Heddon Spook ad from July 1933 issue of Outdoor Life

I always cringe a bit when I hear a Bass Fisherman on Television use the term “Spook” as in, “I sometimes like to throw a ‘Spook’ when they’re hitting on top.”  I have come to realize that they are using the term to describe a Zara Spook by Heddon.

Over the years, the term “Spook” has changed meaning.  When it was used by Heddon it simply meant a semi-transparent, plastic lure as opposed to wood.  Starting with Heddon’s earliest plastic baits there always seemed to be an internal tussle at Heddon about whether to use the term “Spook” or “Fish Flesh” to describe transparent plastic lures with what they liked to call a “Ghostly Appearance.”  As an example, the 1932 Heddon catalog saw the plastic-lipped Vamp 9500 introduced with the term “Fish Flesh” prominently featured.

In the end “Spook” won out as the “Fish Flesh” phrase gradually receded into the background in Heddon advertising.

The advertisement shown here comes from the July 1933 issue of Outdoor Life and illustrates several changes in the “Spook” story.  It is apparent in the ad that the new “Vamp-Spook” 9700 features a metal lip.  In addition to the pictured “Vamp-Spook” and the “River-Runt-Spook”, it is mentioned that two other long-time wooden favorites also are now being produced in plastic as the “Basser-Spook” and the “Torpedo-Spook”.  Several others were to follow as counterparts to Heddon’s line of wooden baits including the Zara-Spook in 1939 as the plastic version of the Zaragossa.

The statement in that advertisement that these new lures are “guaranteed to outlast a dozen wooden lures” would, in the end, prove to be wrong.  Beginning in 1933, “Spook” baits were made of a new blend of plastic that soon started to deteriorate.  Today, plastic baits from that era, 1933-1939, can be very hard to find.

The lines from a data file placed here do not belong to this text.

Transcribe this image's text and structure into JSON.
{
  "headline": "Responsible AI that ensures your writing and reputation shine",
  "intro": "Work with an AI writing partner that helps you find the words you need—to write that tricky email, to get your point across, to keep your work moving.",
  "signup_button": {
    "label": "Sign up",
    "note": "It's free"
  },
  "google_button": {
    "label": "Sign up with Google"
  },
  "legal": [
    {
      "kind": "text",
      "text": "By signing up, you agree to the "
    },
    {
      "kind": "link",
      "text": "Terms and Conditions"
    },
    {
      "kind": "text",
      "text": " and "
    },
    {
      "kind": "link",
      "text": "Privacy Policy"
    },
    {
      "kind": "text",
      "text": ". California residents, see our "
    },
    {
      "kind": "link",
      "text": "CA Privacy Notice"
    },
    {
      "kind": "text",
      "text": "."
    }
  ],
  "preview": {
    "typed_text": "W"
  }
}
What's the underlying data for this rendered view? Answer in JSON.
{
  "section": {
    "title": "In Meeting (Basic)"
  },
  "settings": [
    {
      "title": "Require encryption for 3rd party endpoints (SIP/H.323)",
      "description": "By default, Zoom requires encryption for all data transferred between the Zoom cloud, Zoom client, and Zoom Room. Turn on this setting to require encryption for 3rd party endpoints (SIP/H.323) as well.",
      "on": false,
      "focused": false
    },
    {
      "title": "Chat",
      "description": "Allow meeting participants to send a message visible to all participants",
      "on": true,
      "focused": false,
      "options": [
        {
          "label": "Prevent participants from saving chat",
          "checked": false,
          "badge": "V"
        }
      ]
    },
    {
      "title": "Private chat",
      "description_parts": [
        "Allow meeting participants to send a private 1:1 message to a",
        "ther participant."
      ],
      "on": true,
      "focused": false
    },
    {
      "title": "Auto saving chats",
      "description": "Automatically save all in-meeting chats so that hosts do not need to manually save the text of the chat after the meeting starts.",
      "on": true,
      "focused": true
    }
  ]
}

Baits such as the “Jr Basser Spook”, the 9180 “Wounded Spook” and the first version of the “Zara-Spook” (usually a three-hooker) are almost never seen and when they are, they are invariably shrunken almost beyond recognition.

Cover of the July 1933 issue of Outdoor Life magazine.

Unstable plastics and the economy of the “Great Depression” meant that few were sold and very few of those survived.  Recognizing the problem, Heddon sent a notice to dealers not to put the baits in display windows in the sunlight as it hastened their demise.  They also promised to replace any decomposed baits.